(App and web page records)
===

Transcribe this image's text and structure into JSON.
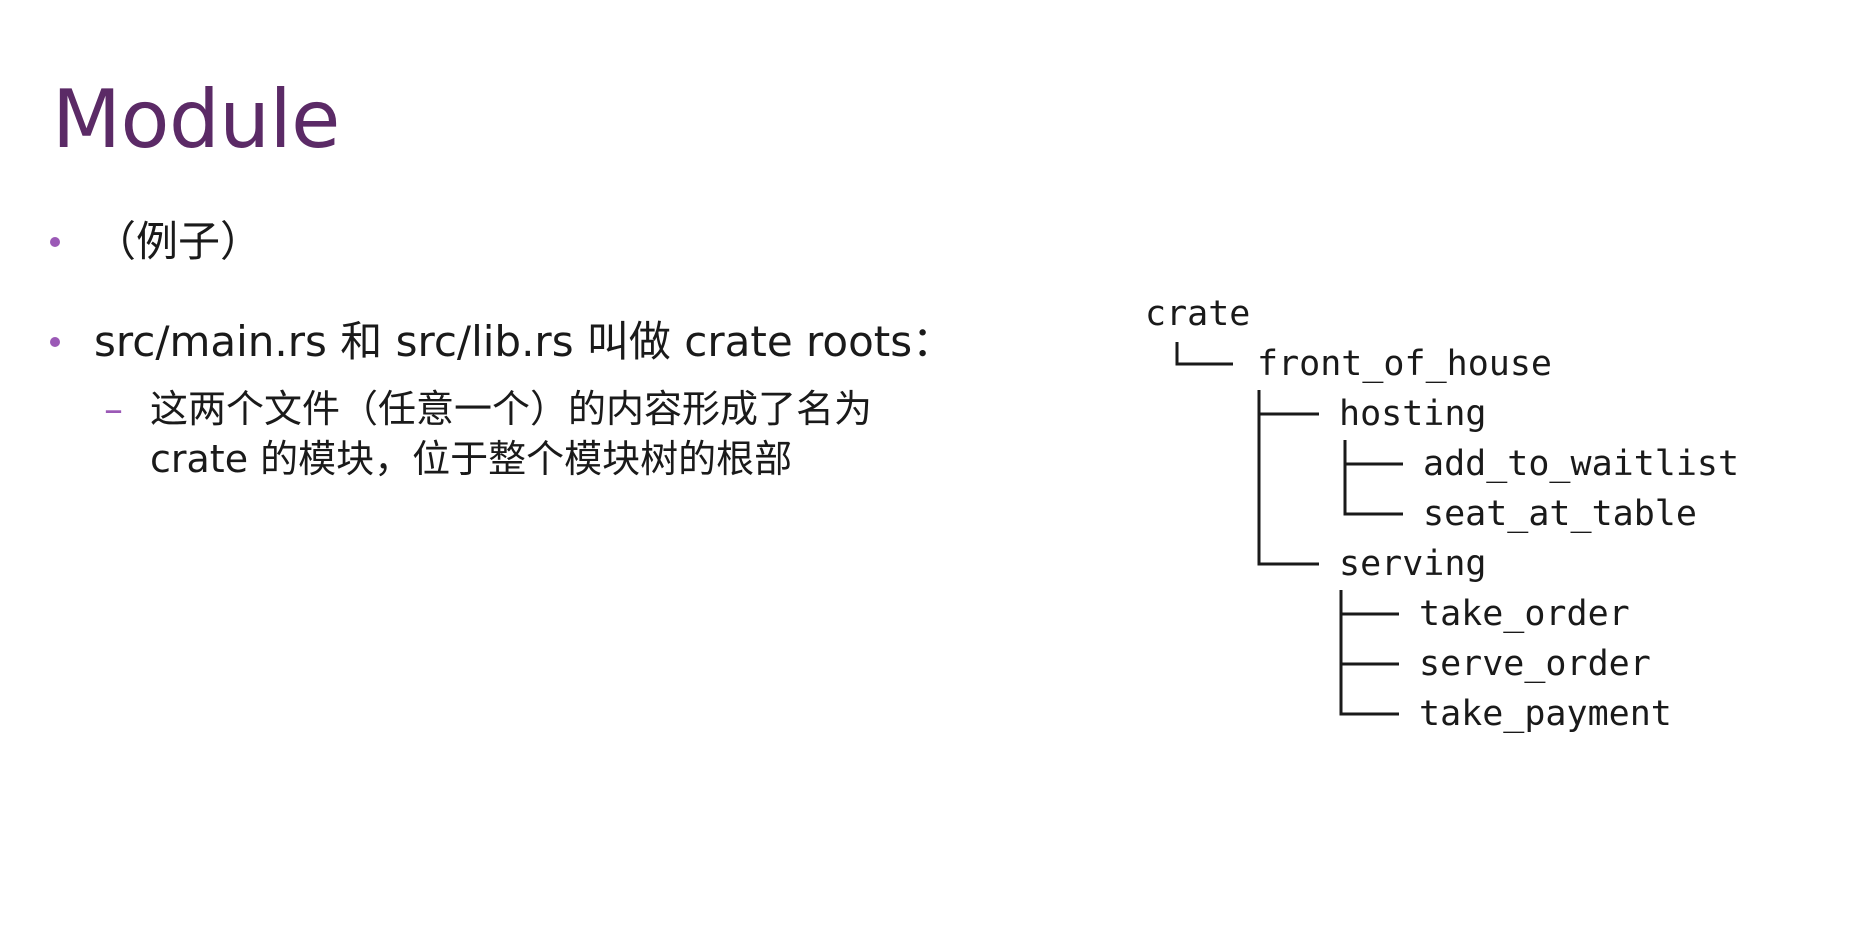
{
  "slide": {
    "title": "Module",
    "bullets": [
      {
        "text": "（例子）"
      },
      {
        "text": "src/main.rs 和 src/lib.rs 叫做 crate roots："
      }
    ],
    "sub_bullet": {
      "dash": "–",
      "lines": [
        "这两个文件（任意一个）的内容形成了名为",
        "crate 的模块，位于整个模块树的根部"
      ]
    }
  },
  "tree": {
    "root": "crate",
    "front_of_house": "front_of_house",
    "hosting": "hosting",
    "add_to_waitlist": "add_to_waitlist",
    "seat_at_table": "seat_at_table",
    "serving": "serving",
    "take_order": "take_order",
    "serve_order": "serve_order",
    "take_payment": "take_payment"
  },
  "colors": {
    "title": "#5b2a66",
    "bullet_accent": "#9b59b6",
    "text": "#1a1a1a",
    "background": "#ffffff"
  }
}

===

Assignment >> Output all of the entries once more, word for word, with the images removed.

Solution for this exercise >>
Transcribe this image's text and structure into JSON.
{
  "slide": {
    "title": "Module",
    "bullets": [
      {
        "text": "（例子）"
      },
      {
        "text": "src/main.rs 和 src/lib.rs 叫做 crate roots："
      }
    ],
    "sub_bullet": {
      "dash": "–",
      "lines": [
        "这两个文件（任意一个）的内容形成了名为",
        "crate 的模块，位于整个模块树的根部"
      ]
    }
  },
  "tree": {
    "root": "crate",
    "front_of_house": "front_of_house",
    "hosting": "hosting",
    "add_to_waitlist": "add_to_waitlist",
    "seat_at_table": "seat_at_table",
    "serving": "serving",
    "take_order": "take_order",
    "serve_order": "serve_order",
    "take_payment": "take_payment"
  },
  "colors": {
    "title": "#5b2a66",
    "bullet_accent": "#9b59b6",
    "text": "#1a1a1a",
    "background": "#ffffff"
  }
}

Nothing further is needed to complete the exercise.